“We are concerned, but if you use ICT, these numbers can be handled. We can start looking at a way of students accessing their lecture notes in labs,” he says. “There is no infrastructure to handle the large numbers.”
Whilst ICT might be the solution to the large numbers in classes, Katunguka believes the solution to the halls of residence is privatization, a radical view that has been resisted over the years. He insists the university has no business providing beans and soup to students.
As our interview comes to an end, Katunguka earnestly notes: “We are trying to clean up the university. It’s a big movement, it’s not only Katunguka.”
He added: “We have a very good strategic plan; if we put it in place together with the reforms, Makerere will be the best. What we need is a clear management at the top.”
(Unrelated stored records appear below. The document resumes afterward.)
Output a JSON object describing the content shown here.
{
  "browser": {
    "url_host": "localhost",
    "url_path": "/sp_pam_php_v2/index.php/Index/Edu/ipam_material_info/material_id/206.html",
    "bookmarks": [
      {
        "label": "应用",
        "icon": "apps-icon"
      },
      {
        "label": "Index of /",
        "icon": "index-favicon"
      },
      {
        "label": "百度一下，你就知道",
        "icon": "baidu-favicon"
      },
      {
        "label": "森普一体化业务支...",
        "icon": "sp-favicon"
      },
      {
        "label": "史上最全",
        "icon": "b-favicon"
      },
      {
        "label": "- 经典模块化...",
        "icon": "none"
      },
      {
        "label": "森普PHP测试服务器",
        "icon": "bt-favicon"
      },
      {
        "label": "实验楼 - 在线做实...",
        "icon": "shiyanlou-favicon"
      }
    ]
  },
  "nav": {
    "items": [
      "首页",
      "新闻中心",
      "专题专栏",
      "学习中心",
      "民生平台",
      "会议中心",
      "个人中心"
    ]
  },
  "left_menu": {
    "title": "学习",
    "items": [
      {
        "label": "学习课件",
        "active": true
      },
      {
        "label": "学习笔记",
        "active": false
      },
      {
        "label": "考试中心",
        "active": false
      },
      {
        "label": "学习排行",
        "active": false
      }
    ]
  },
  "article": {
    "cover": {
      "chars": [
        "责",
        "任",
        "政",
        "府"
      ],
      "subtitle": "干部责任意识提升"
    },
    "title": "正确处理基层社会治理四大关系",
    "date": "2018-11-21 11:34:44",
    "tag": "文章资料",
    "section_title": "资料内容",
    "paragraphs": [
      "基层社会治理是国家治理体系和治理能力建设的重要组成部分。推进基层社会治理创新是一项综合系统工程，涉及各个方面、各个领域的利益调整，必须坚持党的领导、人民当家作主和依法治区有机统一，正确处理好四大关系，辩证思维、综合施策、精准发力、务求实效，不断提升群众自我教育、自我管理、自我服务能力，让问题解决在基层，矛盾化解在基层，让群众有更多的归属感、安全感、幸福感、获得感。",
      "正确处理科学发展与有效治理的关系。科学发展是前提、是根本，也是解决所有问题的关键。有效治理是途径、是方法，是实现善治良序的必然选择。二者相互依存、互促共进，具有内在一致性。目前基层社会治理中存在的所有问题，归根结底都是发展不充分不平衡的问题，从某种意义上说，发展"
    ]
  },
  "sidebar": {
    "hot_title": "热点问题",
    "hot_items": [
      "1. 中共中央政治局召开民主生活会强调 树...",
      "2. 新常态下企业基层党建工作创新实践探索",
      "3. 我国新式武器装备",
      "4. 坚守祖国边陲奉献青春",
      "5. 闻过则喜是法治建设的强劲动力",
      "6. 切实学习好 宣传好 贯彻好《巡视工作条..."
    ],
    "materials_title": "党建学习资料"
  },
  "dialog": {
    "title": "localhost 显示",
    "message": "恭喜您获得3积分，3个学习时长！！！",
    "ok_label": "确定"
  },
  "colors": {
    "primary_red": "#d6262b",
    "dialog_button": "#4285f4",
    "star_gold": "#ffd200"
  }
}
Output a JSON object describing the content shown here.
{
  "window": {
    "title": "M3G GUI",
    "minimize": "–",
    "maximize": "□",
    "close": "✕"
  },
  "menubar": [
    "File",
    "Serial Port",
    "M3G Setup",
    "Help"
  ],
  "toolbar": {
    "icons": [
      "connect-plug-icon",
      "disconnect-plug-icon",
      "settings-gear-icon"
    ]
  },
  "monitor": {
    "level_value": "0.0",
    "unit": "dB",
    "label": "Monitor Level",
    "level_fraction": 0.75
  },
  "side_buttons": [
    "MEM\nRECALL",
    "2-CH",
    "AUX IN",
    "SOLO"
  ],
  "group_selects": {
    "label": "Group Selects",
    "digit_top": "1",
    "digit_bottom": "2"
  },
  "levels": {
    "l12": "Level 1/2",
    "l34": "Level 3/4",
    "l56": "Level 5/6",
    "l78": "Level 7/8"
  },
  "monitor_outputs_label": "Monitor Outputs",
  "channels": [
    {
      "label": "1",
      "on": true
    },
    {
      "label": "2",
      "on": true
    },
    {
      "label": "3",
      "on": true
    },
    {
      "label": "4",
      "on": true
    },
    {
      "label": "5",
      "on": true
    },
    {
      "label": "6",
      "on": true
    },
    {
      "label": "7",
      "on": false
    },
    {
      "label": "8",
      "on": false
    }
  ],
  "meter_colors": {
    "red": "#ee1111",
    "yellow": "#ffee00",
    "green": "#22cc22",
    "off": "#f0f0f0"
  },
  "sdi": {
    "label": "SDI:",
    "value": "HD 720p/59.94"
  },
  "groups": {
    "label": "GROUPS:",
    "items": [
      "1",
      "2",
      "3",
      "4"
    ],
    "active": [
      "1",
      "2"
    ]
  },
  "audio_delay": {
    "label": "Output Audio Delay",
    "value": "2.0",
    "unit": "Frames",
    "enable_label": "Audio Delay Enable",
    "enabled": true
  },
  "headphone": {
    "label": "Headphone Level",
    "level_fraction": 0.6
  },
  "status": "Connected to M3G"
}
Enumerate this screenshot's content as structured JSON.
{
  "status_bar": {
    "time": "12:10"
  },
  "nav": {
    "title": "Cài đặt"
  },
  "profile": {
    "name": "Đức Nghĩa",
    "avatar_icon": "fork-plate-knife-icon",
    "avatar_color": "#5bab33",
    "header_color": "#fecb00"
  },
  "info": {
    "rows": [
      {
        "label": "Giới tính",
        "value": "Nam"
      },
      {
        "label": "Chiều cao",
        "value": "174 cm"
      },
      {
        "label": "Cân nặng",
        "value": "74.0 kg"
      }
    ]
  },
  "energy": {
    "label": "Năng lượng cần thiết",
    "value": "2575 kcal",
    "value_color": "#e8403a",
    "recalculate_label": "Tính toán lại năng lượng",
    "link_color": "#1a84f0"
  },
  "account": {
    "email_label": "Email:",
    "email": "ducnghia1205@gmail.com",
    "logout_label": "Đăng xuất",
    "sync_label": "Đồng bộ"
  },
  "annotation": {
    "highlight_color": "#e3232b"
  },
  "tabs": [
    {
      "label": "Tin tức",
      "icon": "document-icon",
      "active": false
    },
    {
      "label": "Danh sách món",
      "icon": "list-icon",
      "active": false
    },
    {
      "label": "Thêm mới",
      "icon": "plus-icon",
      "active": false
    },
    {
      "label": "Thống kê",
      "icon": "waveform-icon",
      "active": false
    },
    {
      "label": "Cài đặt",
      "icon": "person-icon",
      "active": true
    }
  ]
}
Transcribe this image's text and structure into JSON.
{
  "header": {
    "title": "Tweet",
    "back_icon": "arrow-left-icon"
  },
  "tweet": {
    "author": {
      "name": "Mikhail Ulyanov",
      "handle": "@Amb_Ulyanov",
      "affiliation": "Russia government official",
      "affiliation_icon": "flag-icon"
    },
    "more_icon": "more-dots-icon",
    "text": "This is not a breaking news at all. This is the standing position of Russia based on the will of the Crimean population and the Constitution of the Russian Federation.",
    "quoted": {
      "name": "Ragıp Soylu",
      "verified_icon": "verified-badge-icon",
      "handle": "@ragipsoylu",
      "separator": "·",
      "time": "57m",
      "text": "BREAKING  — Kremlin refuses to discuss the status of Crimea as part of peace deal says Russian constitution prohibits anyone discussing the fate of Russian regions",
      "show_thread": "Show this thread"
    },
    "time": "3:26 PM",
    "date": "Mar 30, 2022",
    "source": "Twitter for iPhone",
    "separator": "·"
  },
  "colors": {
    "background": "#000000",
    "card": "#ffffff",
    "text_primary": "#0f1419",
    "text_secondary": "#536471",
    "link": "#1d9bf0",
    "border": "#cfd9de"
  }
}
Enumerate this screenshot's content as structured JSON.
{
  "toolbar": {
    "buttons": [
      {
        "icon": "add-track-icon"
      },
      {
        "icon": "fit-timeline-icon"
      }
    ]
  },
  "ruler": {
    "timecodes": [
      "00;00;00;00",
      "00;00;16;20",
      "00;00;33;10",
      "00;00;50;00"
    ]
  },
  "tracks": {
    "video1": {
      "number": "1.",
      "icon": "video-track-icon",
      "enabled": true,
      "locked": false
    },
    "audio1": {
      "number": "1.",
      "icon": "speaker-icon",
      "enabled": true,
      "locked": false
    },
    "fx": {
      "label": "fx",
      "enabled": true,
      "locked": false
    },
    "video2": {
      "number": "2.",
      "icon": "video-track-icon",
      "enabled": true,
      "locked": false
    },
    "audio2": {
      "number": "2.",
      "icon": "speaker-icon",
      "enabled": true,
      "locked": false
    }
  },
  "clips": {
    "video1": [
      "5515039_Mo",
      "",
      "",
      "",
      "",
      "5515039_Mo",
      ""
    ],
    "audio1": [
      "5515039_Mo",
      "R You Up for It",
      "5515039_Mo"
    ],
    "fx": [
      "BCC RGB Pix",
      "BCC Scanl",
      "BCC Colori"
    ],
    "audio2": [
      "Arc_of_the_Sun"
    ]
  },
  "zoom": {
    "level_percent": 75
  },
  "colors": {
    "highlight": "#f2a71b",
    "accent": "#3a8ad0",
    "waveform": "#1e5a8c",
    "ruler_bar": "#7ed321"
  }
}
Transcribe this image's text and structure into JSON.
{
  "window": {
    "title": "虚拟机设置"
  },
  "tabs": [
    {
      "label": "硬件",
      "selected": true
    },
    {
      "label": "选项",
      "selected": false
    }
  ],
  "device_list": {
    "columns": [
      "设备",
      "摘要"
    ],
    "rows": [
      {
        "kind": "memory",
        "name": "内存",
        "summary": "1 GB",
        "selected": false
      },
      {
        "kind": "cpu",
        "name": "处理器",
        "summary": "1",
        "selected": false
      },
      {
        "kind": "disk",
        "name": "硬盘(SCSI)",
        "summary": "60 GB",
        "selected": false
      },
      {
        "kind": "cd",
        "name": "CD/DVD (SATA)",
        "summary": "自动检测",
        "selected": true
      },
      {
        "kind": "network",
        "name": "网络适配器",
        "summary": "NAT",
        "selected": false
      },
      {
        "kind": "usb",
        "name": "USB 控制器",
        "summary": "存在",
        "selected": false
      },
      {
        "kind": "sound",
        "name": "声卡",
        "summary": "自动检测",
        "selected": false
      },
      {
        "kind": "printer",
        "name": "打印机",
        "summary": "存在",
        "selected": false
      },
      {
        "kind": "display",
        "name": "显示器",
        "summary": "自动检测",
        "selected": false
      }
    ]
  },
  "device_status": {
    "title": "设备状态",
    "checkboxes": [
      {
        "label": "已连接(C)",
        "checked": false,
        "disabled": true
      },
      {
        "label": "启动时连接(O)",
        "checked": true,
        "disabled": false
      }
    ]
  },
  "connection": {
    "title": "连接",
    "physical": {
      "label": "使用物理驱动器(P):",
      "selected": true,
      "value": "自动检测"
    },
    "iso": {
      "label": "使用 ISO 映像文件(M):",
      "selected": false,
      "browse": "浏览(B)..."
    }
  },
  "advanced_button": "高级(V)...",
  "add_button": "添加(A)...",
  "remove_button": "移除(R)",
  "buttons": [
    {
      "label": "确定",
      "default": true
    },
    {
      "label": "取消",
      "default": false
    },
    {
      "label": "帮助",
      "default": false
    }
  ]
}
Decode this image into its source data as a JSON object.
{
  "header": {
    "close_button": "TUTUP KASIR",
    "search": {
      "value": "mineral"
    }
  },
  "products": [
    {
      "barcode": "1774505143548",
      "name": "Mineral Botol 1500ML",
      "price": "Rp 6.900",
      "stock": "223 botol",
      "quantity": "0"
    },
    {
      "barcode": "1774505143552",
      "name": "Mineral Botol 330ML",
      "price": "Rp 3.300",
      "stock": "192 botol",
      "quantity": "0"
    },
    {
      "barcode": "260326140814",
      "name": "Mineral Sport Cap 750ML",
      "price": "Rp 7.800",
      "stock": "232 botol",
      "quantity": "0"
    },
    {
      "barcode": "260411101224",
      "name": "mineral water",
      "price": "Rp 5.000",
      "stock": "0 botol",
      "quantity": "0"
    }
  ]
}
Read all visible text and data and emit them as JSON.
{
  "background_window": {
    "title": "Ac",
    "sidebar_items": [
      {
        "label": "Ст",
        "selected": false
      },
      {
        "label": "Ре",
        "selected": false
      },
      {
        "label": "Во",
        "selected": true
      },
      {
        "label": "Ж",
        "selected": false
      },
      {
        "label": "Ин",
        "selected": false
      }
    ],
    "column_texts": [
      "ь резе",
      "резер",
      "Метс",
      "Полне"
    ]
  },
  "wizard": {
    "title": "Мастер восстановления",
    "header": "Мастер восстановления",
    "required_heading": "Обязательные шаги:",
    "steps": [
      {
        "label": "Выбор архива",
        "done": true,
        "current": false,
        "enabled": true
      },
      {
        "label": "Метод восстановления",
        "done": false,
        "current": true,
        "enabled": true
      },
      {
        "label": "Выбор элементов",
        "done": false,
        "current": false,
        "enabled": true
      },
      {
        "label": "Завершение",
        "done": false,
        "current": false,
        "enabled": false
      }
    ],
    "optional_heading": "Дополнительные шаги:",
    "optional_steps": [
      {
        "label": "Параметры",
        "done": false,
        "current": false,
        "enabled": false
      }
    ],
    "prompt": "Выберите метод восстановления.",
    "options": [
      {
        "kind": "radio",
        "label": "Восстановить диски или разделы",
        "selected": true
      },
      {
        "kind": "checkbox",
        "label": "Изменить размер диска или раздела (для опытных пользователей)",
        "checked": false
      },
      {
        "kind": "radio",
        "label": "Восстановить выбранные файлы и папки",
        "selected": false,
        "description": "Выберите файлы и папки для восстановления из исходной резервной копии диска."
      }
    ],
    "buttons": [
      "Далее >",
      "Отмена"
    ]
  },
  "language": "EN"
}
Last word: “Let the winner take the job.”
So how does he rate other contestants?
Baryamureeba: “He has no strength because everybody is questioning his qualifications. He has lost the moral [authority] to seek or even continue to serve.”
Prof Edward Kirumira: “He is young and inexperienced and I think he doesn’t have what it takes to command respect. One needs to rise to that level to administer at Makerere.”
Prof Augustine Nuwagaba: “He was promoted to associate professor recently. In my view he is young, has no experience, never been a dean, or head of department, and he has had very little time at Makerere. He is totally inexperienced and cannot manage a university.”
Prof Sentamu Ddumba: “He has a few issues in his college. There are questions on his qualifications and his capacity to manage money. He doesn’t have the stamina and the courage to run the university the way it should be. His administration style is also strange. Many people have left because they cannot stand his style of administration.”